Constitution +2, Intelligence −4. Mini-tarrasques are durable, but often none-too-bright.
Monstrous Humanoid: The mini-tarrasque is a monstrous humanoid, and therefore is not subject to effects that target humanoids.
Land speed 20 feet.
Rush (Ex): A mini-tarrasque can, as a free action, increase its land movement speed by +30 feet for the rest of its turn. After doing so, it cannot use this ability again for 1 minute.
Darkvision 60 ft. (Ex): As a monstrous humanoid, the mini-tarrasque has darkvision out to 60 feet.
Carapace (Ex): A mini-tarrasque’s carapace functions as a suit of light armor, granting a +2 armor bonus to AC. It does not impose any maximum Dexterity bonus, armor check penalty, arcane spell failure chance, or speed penalty. The mini-tarrasque cannot wear another armor over their carapace, but it can be magically enhanced as if it were a suit of masterwork armor. The mini-tarrasque must be present the entire time the magic is being worked on, and if the carapace is magically enhanced, prevents the use of a magic robe the same as any magic armor would.

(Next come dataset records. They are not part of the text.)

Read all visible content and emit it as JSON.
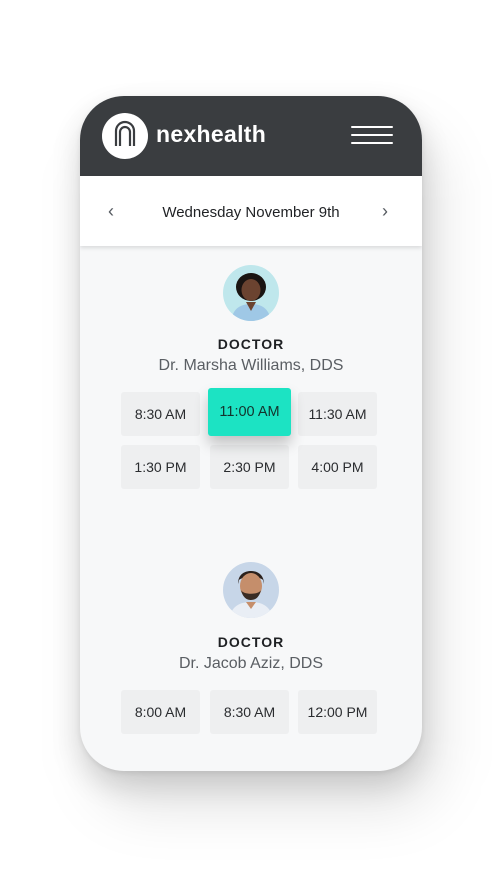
{
  "app": {
    "brand": "nexhealth",
    "icons": {
      "logo": "nexhealth-logo-icon",
      "menu": "hamburger-menu-icon",
      "prev": "chevron-left-icon",
      "next": "chevron-right-icon"
    },
    "colors": {
      "header": "#3a3d40",
      "accent": "#1ce3c3",
      "slot": "#eeeff0"
    }
  },
  "date_bar": {
    "prev_label": "‹",
    "date": "Wednesday November 9th",
    "next_label": "›"
  },
  "doctors": [
    {
      "role": "DOCTOR",
      "name": "Dr. Marsha Williams, DDS",
      "avatar_icon": "doctor-avatar-female",
      "slots": [
        "8:30 AM",
        "11:00 AM",
        "11:30 AM",
        "1:30 PM",
        "2:30 PM",
        "4:00 PM"
      ],
      "selected_slot": "11:00 AM"
    },
    {
      "role": "DOCTOR",
      "name": "Dr. Jacob Aziz, DDS",
      "avatar_icon": "doctor-avatar-male",
      "slots": [
        "8:00 AM",
        "8:30 AM",
        "12:00 PM"
      ]
    }
  ]
}
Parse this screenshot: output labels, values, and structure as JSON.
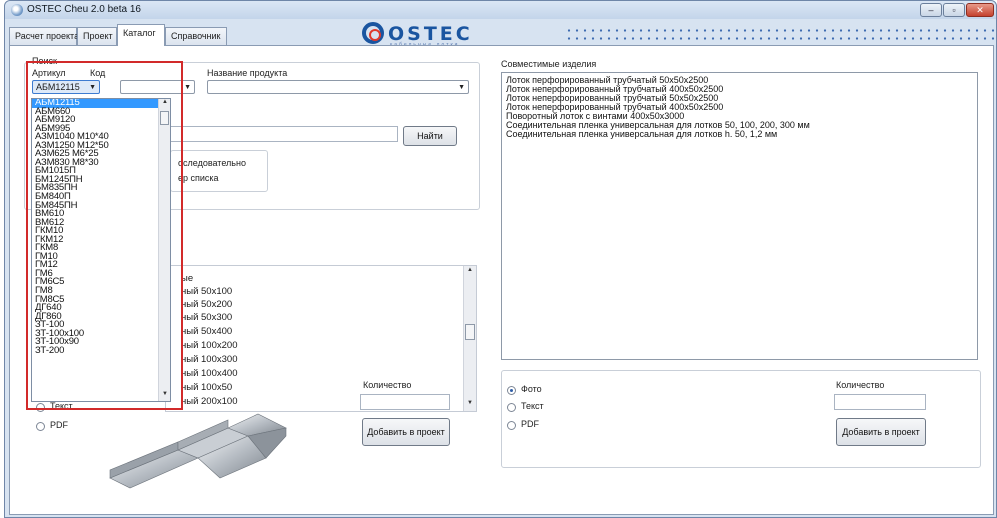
{
  "window": {
    "title": "OSTEC Cheu 2.0 beta 16",
    "controls": {
      "minimize": "–",
      "maximize": "▫",
      "close": "✕"
    }
  },
  "tabs": [
    {
      "label": "Расчет проекта"
    },
    {
      "label": "Проект"
    },
    {
      "label": "Каталог"
    },
    {
      "label": "Справочник"
    }
  ],
  "logo": {
    "text": "OSTEC",
    "sub": "кабельные лотки"
  },
  "search": {
    "group_label": "Поиск",
    "article_label": "Артикул",
    "code_label": "Код",
    "name_label": "Название продукта",
    "article_value": "АБМ12115",
    "find_button": "Найти",
    "sequential_label": "оследовательно",
    "list_label": "ер списка"
  },
  "dropdown": {
    "items": [
      "АБМ12115",
      "АБМ660",
      "АБМ9120",
      "АБМ995",
      "АЗМ1040 М10*40",
      "АЗМ1250 М12*50",
      "АЗМ625 М6*25",
      "АЗМ830 М8*30",
      "БМ1015П",
      "БМ1245ПН",
      "БМ835ПН",
      "БМ840П",
      "БМ845ПН",
      "ВМ610",
      "ВМ612",
      "ГКМ10",
      "ГКМ12",
      "ГКМ8",
      "ГМ10",
      "ГМ12",
      "ГМ6",
      "ГМ6С5",
      "ГМ8",
      "ГМ8С5",
      "ДГ640",
      "ДГ860",
      "ЗТ-100",
      "ЗТ-100х100",
      "ЗТ-100х90",
      "ЗТ-200"
    ],
    "selected_index": 0
  },
  "product_list": {
    "header": "ые",
    "rows": [
      "ный 50x100",
      "ный 50x200",
      "ный 50x300",
      "ный 50x400",
      "ный 100x200",
      "ный 100x300",
      "ный 100x400",
      "ный 100x50",
      "ный 200x100"
    ]
  },
  "left_bottom": {
    "quantity_label": "Количество",
    "add_button": "Добавить в проект",
    "text_option": "Текст",
    "pdf_option": "PDF"
  },
  "related": {
    "title": "Совместимые изделия",
    "items": [
      "Лоток перфорированный трубчатый 50x50x2500",
      "Лоток неперфорированный трубчатый 400x50x2500",
      "Лоток неперфорированный трубчатый 50x50x2500",
      "Лоток неперфорированный трубчатый 400x50x2500",
      "Поворотный лоток с винтами 400x50x3000",
      "Соединительная пленка универсальная для лотков 50, 100, 200, 300 мм",
      "Соединительная пленка универсальная для лотков h. 50, 1,2 мм"
    ]
  },
  "right_bottom": {
    "photo_option": "Фото",
    "text_option": "Текст",
    "pdf_option": "PDF",
    "quantity_label": "Количество",
    "add_button": "Добавить в проект"
  },
  "colors": {
    "selection": "#3399ff",
    "highlight_border": "#d22a2a",
    "brand_blue": "#1a55a0"
  }
}
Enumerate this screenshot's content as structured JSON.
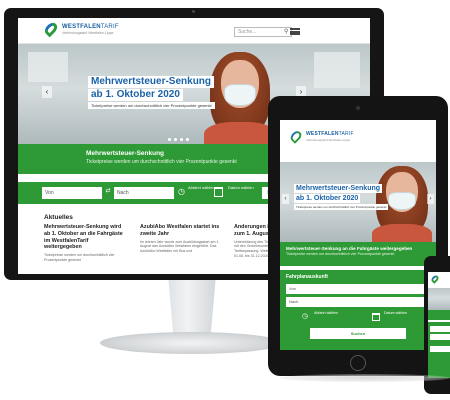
{
  "brand": {
    "name": "WESTFALEN",
    "name_suffix": "TARIF",
    "tagline": "Verbindungstarif Westfalen-Lippe"
  },
  "header": {
    "search_placeholder": "Suche..."
  },
  "hero": {
    "headline_line1": "Mehrwertsteuer-Senkung",
    "headline_line2": "ab 1. Oktober 2020",
    "subline": "Ticketpreise werden um durchschnittlich vier Prozentpunkte gesenkt"
  },
  "banner": {
    "title": "Mehrwertsteuer-Senkung",
    "subtitle": "Ticketpreise werden um durchschnittlich vier Prozentpunkte gesenkt"
  },
  "tablet_banner": {
    "title": "Mehrwertsteuer-Senkung an die Fahrgäste weitergegeben",
    "subtitle": "Ticketpreise werden um durchschnittlich vier Prozentpunkte gesenkt"
  },
  "trip_form": {
    "section_title": "Fahrplanauskunft",
    "from_placeholder": "Von",
    "to_placeholder": "Nach",
    "depart_label": "Abfahrt wählen",
    "date_label": "Datum wählen",
    "search_label": "Suchen"
  },
  "news": {
    "title": "Aktuelles",
    "articles": [
      {
        "headline": "Mehrwertsteuer-Senkung wird ab 1. Oktober an die Fahrgäste im WestfalenTarif weitergegeben",
        "teaser": "Ticketpreise werden um durchschnittlich vier Prozentpunkte gesenkt"
      },
      {
        "headline": "AzubiAbo Westfalen startet ins zweite Jahr",
        "teaser": "Im letzten Jahr wurde zum Ausbildungsstart am 1. August das AzubiAbo Westfalen eingeführt. Das AzubiAbo Westfalen mit Bus und"
      },
      {
        "headline": "Änderungen im WestfalenTarif zum 1. August 2020",
        "teaser": "Unterstützung des Ticketangebotes gemeinsam mit den Verkehrsunternehmen einen Rahmen der Tarifanpassung. Weitere Information werden ab 01.08. bis 31.12.2020"
      }
    ]
  },
  "colors": {
    "brand_green": "#2e9a36",
    "brand_blue": "#1a63a8"
  }
}
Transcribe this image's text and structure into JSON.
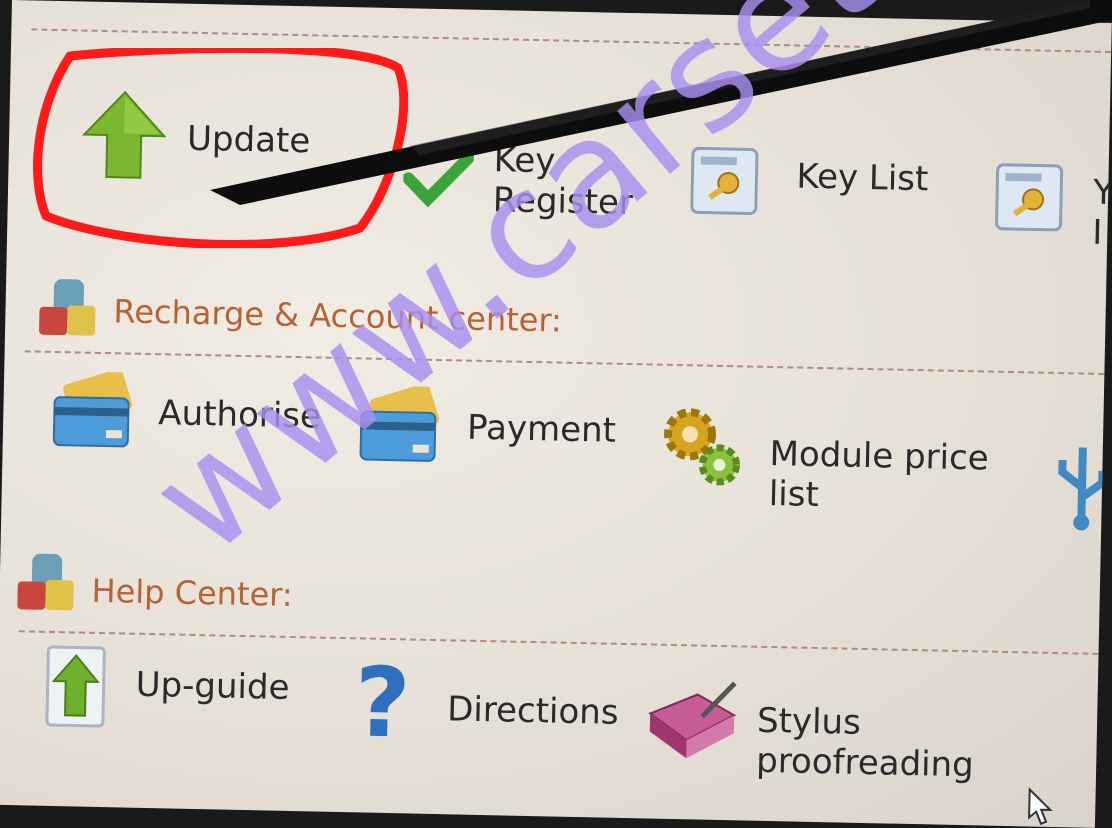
{
  "sections": {
    "recharge_title": "Recharge & Account center:",
    "help_title": "Help Center:"
  },
  "top_row": {
    "update": "Update",
    "key_register": "Key\nRegister",
    "key_list": "Key List",
    "partial": "Y\nI"
  },
  "recharge_row": {
    "authorise": "Authorise",
    "payment": "Payment",
    "module_price_list": "Module price\nlist"
  },
  "help_row": {
    "up_guide": "Up-guide",
    "directions": "Directions",
    "stylus": "Stylus\nproofreading"
  },
  "watermark": "www.carsets.",
  "colors": {
    "section_title": "#b76235",
    "annotation_circle": "#ff1a1a",
    "watermark": "#a98ff0"
  }
}
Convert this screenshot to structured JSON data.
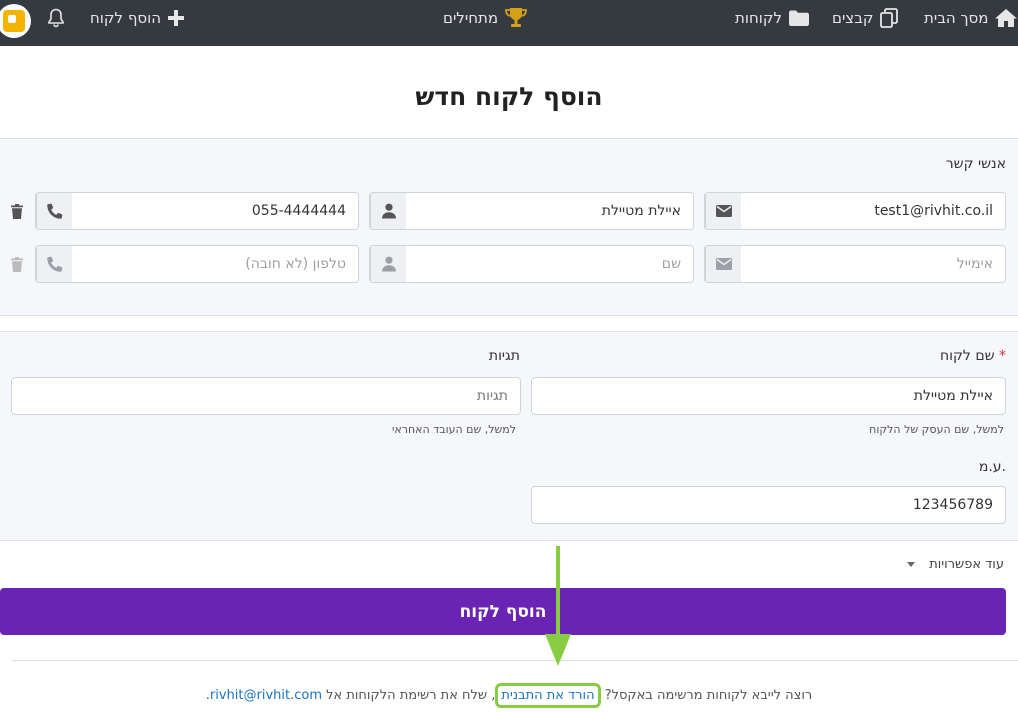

The carapace also provides a +4 deflection bonus against ray attacks, and a 50% chance for a magic missile to fail against the mini-tarrasque. If a mini-tarrasque makes a successful Reflex saving throw against a cone or line attack that normally inflicts half damage on a successful save (such as a red dragon’s fiery breath or a lightning bolt spell), it instead takes no damage, since its reflective carapace was able to harmlessly scatter the energy.
Fast healing 1 (Ex): The mini-tarrasque heals 1 hp at the beginning of each of its turns. Unlike to most creatures with fast healing, the mini-tarrasque also regrows lost limbs or body parts after 3d6 minutes. It can reattach a severed member instantly by holding it to the stump.
Immunities (Ex): Disease, energy drain, and poison. The mini-tarrasque is also immune to bleeding and incurable wounds.
Resistance to fire 5 (Ex).
Scent (Ex): The mini-tarrasque has a keen sense of smell.
Automatic Languages: Common; Bonus Languages: None.
Favored Class: Barbarian. A multiclass mini-tarrasque’s barbarian class does not count when determining whether it takes an experience point penalty for multiclassing.
Level Adjustment: +0
The net −2 on ability scores and the crappy-armor-you-can’t-replace are large drawbacks, and overall this race isn’t stronger than, say, warforged, which has similar armor, similar ability scores, stronger immunities as well as light fortification, but no fast healing or evasion. This mini-tarrasque is a strong race but not, I think, a too-strong race.
The warforged does offer feats to upgrade or eliminate the crappy armor, and this is probably a sensible idea. I would probably flavor these as improvements to the mini-tarrasque’s control over their healing, to allow them to bulk up or slim down as necessary.
This is not always true for every class at every set of levels, due to the inconsistent nature of class feature progressions. For example, getting your first 2nd-level spell at wizard 3rd is probably more significant than getting a second 3rd-level spell slot at wizard 6th.
Or it’s like saint, the one overpowered LA +2 option in the game.